In the mean time the pool company dug the hole for the pool and it promptly filled up with rain water.

The pumps came in handy to empty it so that the pool company could set the forms for the pool.

There has been progress every day since the rains stopped.

Friday, June 28, 2013

Lot Prep Complete

Greetings from Driftwood Point.

We have seen some real progress since my last post.

We now have permits---YAY!

We had to install a temporary driveway because the soil is sandy and materials could not be delivered.  The drive was built up with red clay and then overlayed with crushed concrete. This will also be used to build the driveway on later.

The area where the house will be has been built up about three feet in order to get into flood zone X.  This means that flood insurance will be less expensive.  If you look closely you will see the surveyor's tripod.  He is the one who determines the elevation of the lot.

 Materials for starting the foundation - re-bar and boards were delivered.

Digging for the foundation is underway.

Necessities like the Dumpster ...and...

Most important of all the Porto-potty are now setting on the site.

Thanks for stopping by.  

Sunday, May 26, 2013

Choosing a Builder and Lot Clearing

We didn't know any builders in the Destin area so we asked everyone that we thought might know a builder and then checked them out.  Our architect also had a few recommendations and we interviewed them plus others that we had heard about or who seemed to have a good reputation in the area.  One of the things that surprised us is that homeowners were very happy to open their homes and let us look.  The builders were always eager to show us homes that they had built and ones that were under construction so we got a tour of many beautiful homes.

We ended up choosing three builders to give us a proposal.  Since our home is a cost plus fixed fee contract, we knew that cost was not the only consideration.  The cost will largely depend on the choices that we make so we wanted a builder that we liked,  had a good relationship with the clients that we met, was financially strong,  had great finish work, would be on the job a lot and solicited bids from multiple sub-contractors.

We signed a contract with Frank Janssen Construction Management.  Frank is a retired Air Force Officer and has been building homes for about ten years.  The homes that he showed us were beautiful, we like him, and he will park an office trailer on our lot and be on site every day.

Frank wasted no time getting started.  He has applied for building permits which can take up to six weeks to be issued and has started preparing the lot for building.  We were sad that some trees had to be removed but the tree survey showed 82 trees bigger that 12 inches in diameter so we still have lots left and we needed a spot to build our home.

The company that is clearing the lot has been working a week and made great progress.
The lot after it was bush hogged.

 Removing trees
 Some trees were really big
 The dump trucks haul away the downed trees
 Several large tree roots were too big for dump trucks and had to
be removed with a flat bed truck.
 The house will set here
From the street the drive curves between the trees.

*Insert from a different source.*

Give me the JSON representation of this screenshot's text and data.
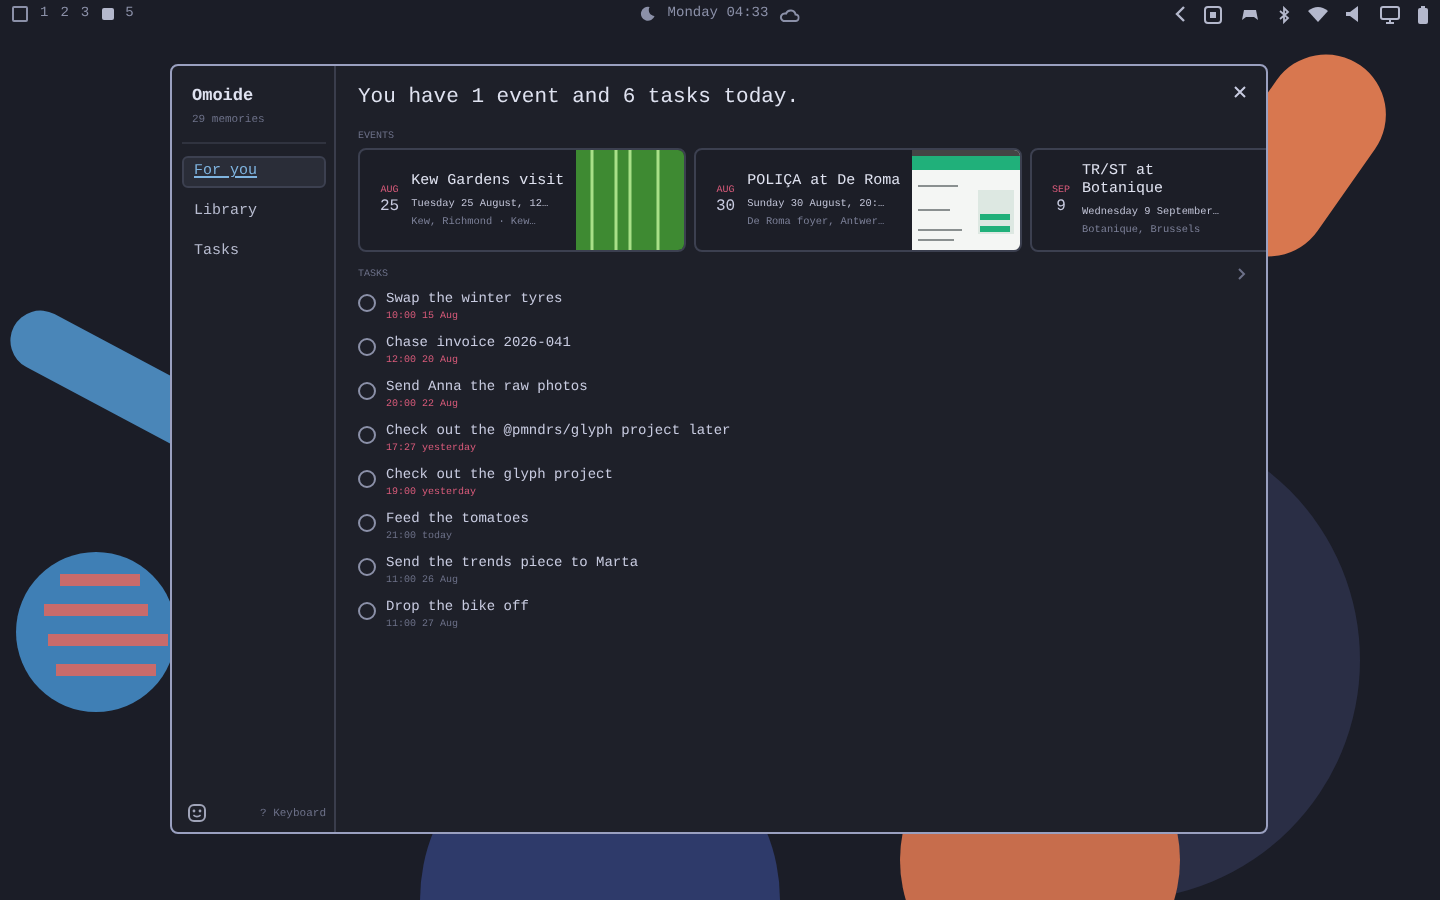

Thanks for stopping by.

Friday, May 24, 2013

Starting the New Home Building Process

For us, the process of building our dream home started with finding a lot that we love.  We found and purchased a 1.6 acre lot that is bay front and has many large Live Oak trees.   The header picture is our view looking toward the West and down the shore.  The Pelicans seem to like the pilings from an old pier.  This is what it looked like when we bought it.   
 Looking from the bay toward the street.
Looking toward the bay.

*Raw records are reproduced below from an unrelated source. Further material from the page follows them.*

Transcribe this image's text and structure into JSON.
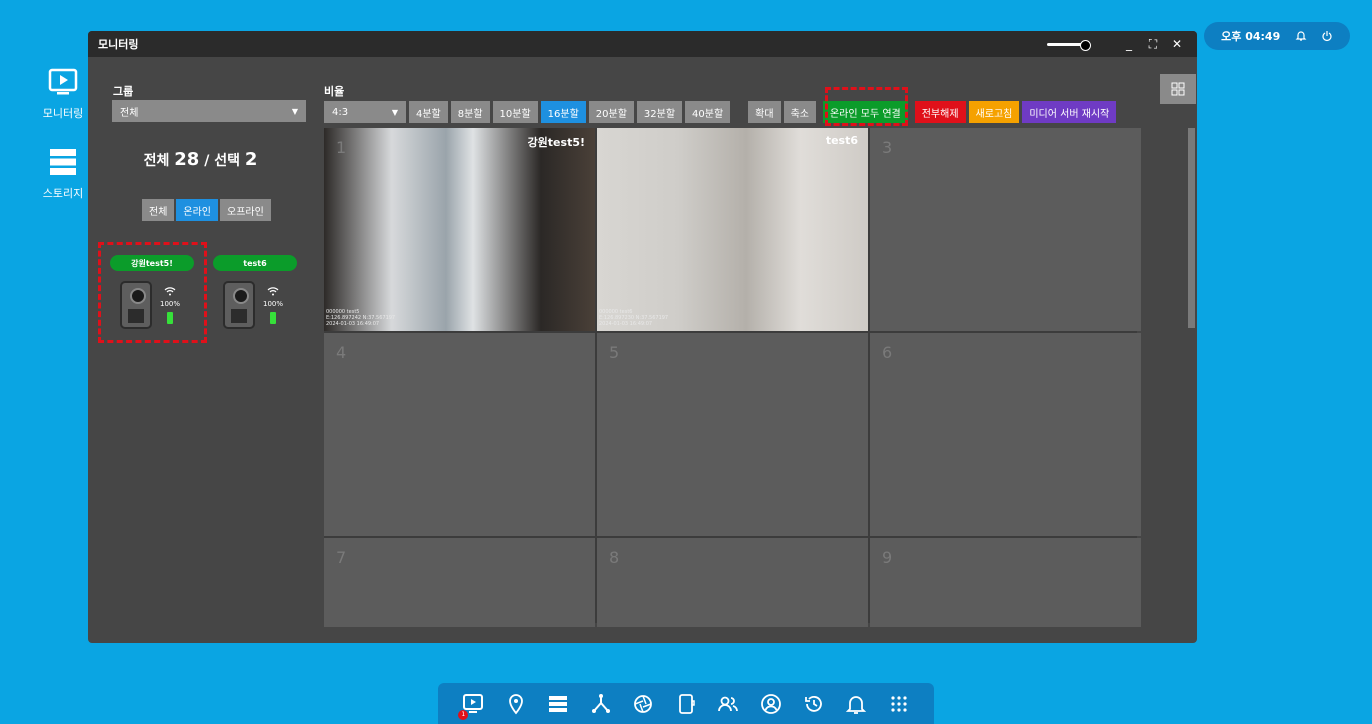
{
  "desktop": {
    "icons": [
      {
        "label": "모니터링",
        "icon": "monitor-play-icon"
      },
      {
        "label": "스토리지",
        "icon": "storage-icon"
      }
    ]
  },
  "status": {
    "time": "오후 04:49",
    "icons": [
      "bell-icon",
      "power-icon"
    ]
  },
  "window": {
    "title": "모니터링",
    "controls": [
      "_",
      "⛶",
      "✕"
    ]
  },
  "group": {
    "label": "그룹",
    "value": "전체"
  },
  "ratio": {
    "label": "비율",
    "value": "4:3"
  },
  "summary": {
    "prefix": "전체",
    "total": "28",
    "sep": "/ 선택",
    "selected": "2"
  },
  "filters": [
    {
      "label": "전체",
      "active": false
    },
    {
      "label": "온라인",
      "active": true
    },
    {
      "label": "오프라인",
      "active": false
    }
  ],
  "devices": [
    {
      "name": "강원test5!",
      "battery": "100%"
    },
    {
      "name": "test6",
      "battery": "100%"
    }
  ],
  "toolbar": {
    "splits": [
      {
        "label": "4분할",
        "active": false
      },
      {
        "label": "8분할",
        "active": false
      },
      {
        "label": "10분할",
        "active": false
      },
      {
        "label": "16분할",
        "active": true
      },
      {
        "label": "20분할",
        "active": false
      },
      {
        "label": "32분할",
        "active": false
      },
      {
        "label": "40분할",
        "active": false
      }
    ],
    "zoom_in": "확대",
    "zoom_out": "축소",
    "connect_all": "온라인 모두 연결",
    "release_all": "전부해제",
    "refresh": "새로고침",
    "restart_media": "미디어 서버 재시작"
  },
  "colors": {
    "connect": "#0b9c2a",
    "release": "#e0101a",
    "refresh": "#f5a100",
    "restart": "#6f3bc4",
    "active": "#1e90e0"
  },
  "cells": [
    {
      "num": "1",
      "name": "강원test5!",
      "osd": [
        "000000 test5",
        "E:126.897242  N:37.567197",
        "2024-01-03 16:49:07"
      ]
    },
    {
      "num": "",
      "name": "test6",
      "osd": [
        "000000 test6",
        "E:126.897230  N:37.567197",
        "2024-01-03 16:49:07"
      ]
    },
    {
      "num": "3",
      "name": "",
      "osd": []
    },
    {
      "num": "4",
      "name": "",
      "osd": []
    },
    {
      "num": "5",
      "name": "",
      "osd": []
    },
    {
      "num": "6",
      "name": "",
      "osd": []
    },
    {
      "num": "7",
      "name": "",
      "osd": []
    },
    {
      "num": "8",
      "name": "",
      "osd": []
    },
    {
      "num": "9",
      "name": "",
      "osd": []
    }
  ],
  "taskbar": {
    "icons": [
      "monitoring-icon",
      "location-icon",
      "storage-icon",
      "network-icon",
      "shutter-icon",
      "device-icon",
      "users-icon",
      "account-icon",
      "history-icon",
      "bell-icon",
      "apps-grid-icon"
    ],
    "badge": "1"
  }
}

The next step in the process was to find an architect.  We knew that we wanted to build a Mediterranean house so wanted to find an architect whose portfolio included some Mediterranean homes that he/she had designed.  Most local architects that we interviewed seemed to design the Florida Cottage style. We decided to use B Designs of Destin because he had designed many homes in the style we wanted to build.  Eric was great at capturing the things that we wanted in a new home.  The design process took many months and several tweaks but we now have plans that we are excited about.

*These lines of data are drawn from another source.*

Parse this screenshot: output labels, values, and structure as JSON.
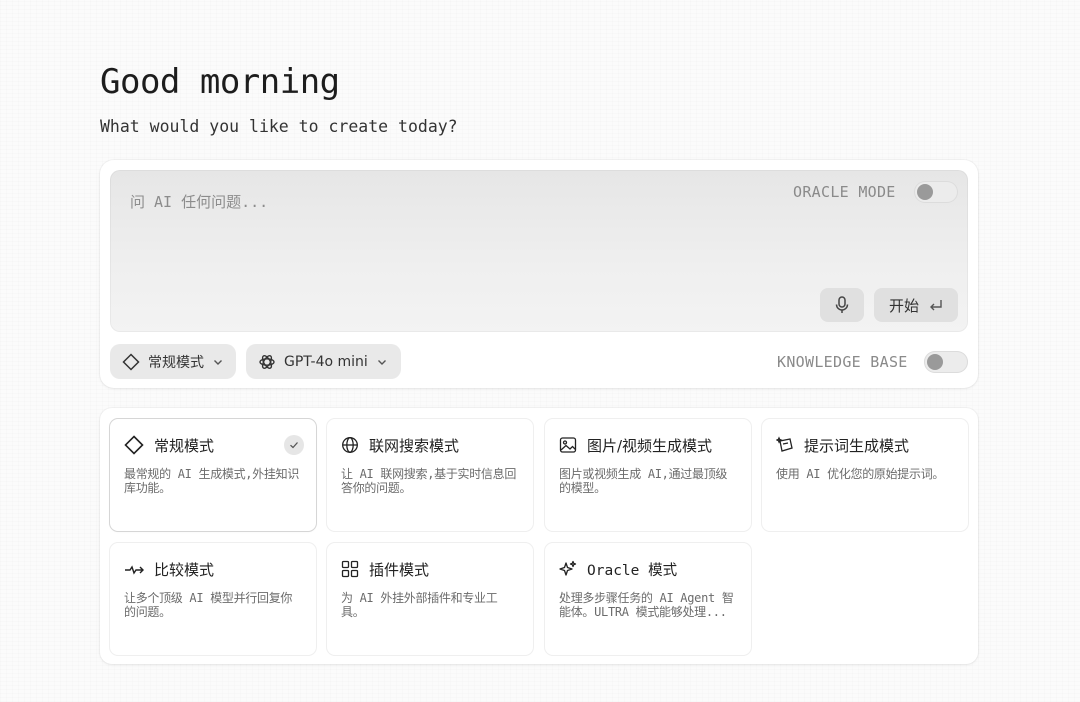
{
  "header": {
    "greeting": "Good morning",
    "subtitle": "What would you like to create today?"
  },
  "composer": {
    "placeholder": "问 AI 任何问题...",
    "value": "",
    "oracle_mode_label": "ORACLE MODE",
    "oracle_mode_on": false,
    "mic_icon": "microphone-icon",
    "start_label": "开始",
    "start_icon": "enter-return-icon"
  },
  "toolbar": {
    "mode_selector": {
      "label": "常规模式",
      "icon": "diamond-icon"
    },
    "model_selector": {
      "label": "GPT-4o mini",
      "icon": "openai-logo-icon"
    },
    "knowledge_base_label": "KNOWLEDGE BASE",
    "knowledge_base_on": false
  },
  "modes": [
    {
      "title": "常规模式",
      "desc": "最常规的 AI 生成模式,外挂知识库功能。",
      "icon": "diamond-icon",
      "selected": true
    },
    {
      "title": "联网搜索模式",
      "desc": "让 AI 联网搜索,基于实时信息回答你的问题。",
      "icon": "globe-icon",
      "selected": false
    },
    {
      "title": "图片/视频生成模式",
      "desc": "图片或视频生成 AI,通过最顶级的模型。",
      "icon": "image-icon",
      "selected": false
    },
    {
      "title": "提示词生成模式",
      "desc": "使用 AI 优化您的原始提示词。",
      "icon": "prompt-sparkle-icon",
      "selected": false
    },
    {
      "title": "比较模式",
      "desc": "让多个顶级 AI 模型并行回复你的问题。",
      "icon": "compare-icon",
      "selected": false
    },
    {
      "title": "插件模式",
      "desc": "为 AI 外挂外部插件和专业工具。",
      "icon": "grid-icon",
      "selected": false
    },
    {
      "title": "Oracle 模式",
      "desc": "处理多步骤任务的 AI Agent 智能体。ULTRA 模式能够处理...",
      "icon": "sparkles-icon",
      "selected": false
    }
  ]
}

Tuesday, May 7, 2013

Test Post
I have created this blog to share paper craft creations and the construction of our new home.